Record extracts ->
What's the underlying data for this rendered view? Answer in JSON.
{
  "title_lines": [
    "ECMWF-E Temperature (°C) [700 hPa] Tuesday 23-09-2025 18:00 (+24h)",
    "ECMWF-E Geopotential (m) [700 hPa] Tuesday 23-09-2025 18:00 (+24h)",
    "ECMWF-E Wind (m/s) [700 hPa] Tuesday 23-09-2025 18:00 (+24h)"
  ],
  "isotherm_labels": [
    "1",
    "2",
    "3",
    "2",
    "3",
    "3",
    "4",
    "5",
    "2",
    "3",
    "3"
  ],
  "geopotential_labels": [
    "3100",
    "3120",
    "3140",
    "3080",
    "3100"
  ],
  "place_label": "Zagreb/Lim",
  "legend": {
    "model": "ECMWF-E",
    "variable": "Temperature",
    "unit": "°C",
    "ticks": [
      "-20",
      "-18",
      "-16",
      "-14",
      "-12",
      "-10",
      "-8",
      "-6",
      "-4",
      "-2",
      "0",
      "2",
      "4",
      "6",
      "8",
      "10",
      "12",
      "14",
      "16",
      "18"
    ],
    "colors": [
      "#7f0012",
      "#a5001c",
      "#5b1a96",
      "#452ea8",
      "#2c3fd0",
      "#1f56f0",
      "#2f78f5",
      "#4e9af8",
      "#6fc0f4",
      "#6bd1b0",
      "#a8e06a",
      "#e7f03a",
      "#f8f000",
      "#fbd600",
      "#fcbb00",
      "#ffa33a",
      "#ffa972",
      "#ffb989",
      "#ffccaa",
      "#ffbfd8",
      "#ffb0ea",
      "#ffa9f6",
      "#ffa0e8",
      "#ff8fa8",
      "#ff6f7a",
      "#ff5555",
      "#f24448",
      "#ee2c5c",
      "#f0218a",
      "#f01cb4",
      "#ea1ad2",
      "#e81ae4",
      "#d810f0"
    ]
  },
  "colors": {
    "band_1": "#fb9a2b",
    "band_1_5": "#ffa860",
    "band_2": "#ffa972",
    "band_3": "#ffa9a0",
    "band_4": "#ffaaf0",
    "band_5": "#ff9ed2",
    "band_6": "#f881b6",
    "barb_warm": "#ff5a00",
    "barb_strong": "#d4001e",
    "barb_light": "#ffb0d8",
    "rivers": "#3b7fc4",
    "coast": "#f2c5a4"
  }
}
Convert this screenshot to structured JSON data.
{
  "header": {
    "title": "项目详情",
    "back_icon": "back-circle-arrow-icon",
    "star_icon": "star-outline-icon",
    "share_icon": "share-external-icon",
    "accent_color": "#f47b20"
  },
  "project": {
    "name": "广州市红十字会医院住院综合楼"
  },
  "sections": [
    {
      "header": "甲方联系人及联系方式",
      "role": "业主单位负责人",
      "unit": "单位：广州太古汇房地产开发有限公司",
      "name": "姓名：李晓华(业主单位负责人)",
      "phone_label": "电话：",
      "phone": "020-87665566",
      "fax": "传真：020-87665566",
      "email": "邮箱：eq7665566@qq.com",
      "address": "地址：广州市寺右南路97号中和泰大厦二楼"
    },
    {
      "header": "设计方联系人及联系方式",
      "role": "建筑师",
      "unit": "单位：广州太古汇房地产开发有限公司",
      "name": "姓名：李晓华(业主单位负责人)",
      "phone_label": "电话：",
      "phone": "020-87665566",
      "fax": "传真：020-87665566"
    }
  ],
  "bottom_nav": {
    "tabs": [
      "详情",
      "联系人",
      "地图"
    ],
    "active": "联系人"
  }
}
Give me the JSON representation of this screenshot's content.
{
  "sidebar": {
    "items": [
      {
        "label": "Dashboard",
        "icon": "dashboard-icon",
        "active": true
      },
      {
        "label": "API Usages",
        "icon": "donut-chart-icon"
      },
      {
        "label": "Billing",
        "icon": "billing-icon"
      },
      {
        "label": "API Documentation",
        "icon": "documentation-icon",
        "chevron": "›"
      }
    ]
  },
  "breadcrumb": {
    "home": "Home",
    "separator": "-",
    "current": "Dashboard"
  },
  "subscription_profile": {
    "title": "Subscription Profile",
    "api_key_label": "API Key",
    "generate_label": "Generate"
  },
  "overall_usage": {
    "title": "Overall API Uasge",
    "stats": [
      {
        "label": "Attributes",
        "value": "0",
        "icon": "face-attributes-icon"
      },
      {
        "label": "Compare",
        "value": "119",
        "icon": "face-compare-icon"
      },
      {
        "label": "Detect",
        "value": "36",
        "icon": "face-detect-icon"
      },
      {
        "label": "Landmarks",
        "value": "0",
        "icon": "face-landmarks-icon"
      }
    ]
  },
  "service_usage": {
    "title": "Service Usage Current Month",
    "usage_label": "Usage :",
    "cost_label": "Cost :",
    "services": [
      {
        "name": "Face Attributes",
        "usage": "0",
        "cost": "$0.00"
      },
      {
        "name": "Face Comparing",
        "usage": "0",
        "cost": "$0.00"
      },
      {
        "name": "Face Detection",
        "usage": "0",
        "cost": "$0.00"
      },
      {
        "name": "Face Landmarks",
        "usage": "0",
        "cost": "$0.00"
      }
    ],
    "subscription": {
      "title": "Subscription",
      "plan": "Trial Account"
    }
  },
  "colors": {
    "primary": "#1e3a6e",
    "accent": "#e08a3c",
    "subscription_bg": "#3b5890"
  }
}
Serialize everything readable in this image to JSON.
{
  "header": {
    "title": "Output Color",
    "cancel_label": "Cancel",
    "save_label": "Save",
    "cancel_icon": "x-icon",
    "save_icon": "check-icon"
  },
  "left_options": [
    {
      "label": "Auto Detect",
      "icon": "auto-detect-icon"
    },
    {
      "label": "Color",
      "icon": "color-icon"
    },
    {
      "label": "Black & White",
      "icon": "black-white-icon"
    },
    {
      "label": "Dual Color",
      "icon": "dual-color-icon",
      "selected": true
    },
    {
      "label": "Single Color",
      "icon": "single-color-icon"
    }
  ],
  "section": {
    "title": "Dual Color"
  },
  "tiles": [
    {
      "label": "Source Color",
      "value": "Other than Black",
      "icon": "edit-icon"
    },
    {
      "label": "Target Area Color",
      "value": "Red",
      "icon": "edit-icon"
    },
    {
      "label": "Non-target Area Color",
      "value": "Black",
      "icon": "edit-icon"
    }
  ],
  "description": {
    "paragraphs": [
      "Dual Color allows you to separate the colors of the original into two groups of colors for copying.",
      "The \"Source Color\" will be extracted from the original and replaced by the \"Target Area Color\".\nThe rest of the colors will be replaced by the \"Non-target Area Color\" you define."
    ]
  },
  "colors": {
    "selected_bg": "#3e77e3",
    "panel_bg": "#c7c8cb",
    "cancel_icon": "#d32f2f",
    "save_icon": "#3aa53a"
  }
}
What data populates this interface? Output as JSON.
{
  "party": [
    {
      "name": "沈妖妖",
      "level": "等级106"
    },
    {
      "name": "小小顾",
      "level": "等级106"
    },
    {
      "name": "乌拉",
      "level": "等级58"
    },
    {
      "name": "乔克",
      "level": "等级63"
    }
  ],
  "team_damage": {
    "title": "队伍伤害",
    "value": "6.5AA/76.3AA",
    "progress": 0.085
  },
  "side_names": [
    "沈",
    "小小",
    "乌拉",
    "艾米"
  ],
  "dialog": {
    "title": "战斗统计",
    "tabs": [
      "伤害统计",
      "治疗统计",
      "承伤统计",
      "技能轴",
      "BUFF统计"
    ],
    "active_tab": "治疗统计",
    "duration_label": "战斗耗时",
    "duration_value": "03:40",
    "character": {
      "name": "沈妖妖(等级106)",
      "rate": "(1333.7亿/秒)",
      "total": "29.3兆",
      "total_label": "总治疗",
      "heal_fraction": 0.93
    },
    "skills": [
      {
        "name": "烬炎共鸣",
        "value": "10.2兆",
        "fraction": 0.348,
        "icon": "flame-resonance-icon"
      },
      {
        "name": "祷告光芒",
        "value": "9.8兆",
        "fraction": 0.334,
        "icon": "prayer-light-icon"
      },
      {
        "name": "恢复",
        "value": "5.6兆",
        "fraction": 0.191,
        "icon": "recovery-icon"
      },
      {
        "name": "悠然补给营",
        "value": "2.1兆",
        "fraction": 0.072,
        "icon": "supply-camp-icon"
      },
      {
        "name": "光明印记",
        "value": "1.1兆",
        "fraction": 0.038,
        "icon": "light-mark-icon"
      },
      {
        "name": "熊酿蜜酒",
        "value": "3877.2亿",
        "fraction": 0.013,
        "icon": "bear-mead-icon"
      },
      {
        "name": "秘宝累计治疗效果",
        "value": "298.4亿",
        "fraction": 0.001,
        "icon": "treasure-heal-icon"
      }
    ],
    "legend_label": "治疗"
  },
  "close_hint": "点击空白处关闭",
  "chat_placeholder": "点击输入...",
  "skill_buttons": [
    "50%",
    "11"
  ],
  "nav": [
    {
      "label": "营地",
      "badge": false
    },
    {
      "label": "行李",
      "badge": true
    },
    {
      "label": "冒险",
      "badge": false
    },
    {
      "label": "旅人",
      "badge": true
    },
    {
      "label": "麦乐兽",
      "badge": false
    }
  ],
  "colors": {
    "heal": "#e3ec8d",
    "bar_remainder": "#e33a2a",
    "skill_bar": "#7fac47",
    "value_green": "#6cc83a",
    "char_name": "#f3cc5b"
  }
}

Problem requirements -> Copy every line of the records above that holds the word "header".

Answer box ->
  "header": {
      "header": "甲方联系人及联系方式",
      "header": "设计方联系人及联系方式",
  "header": {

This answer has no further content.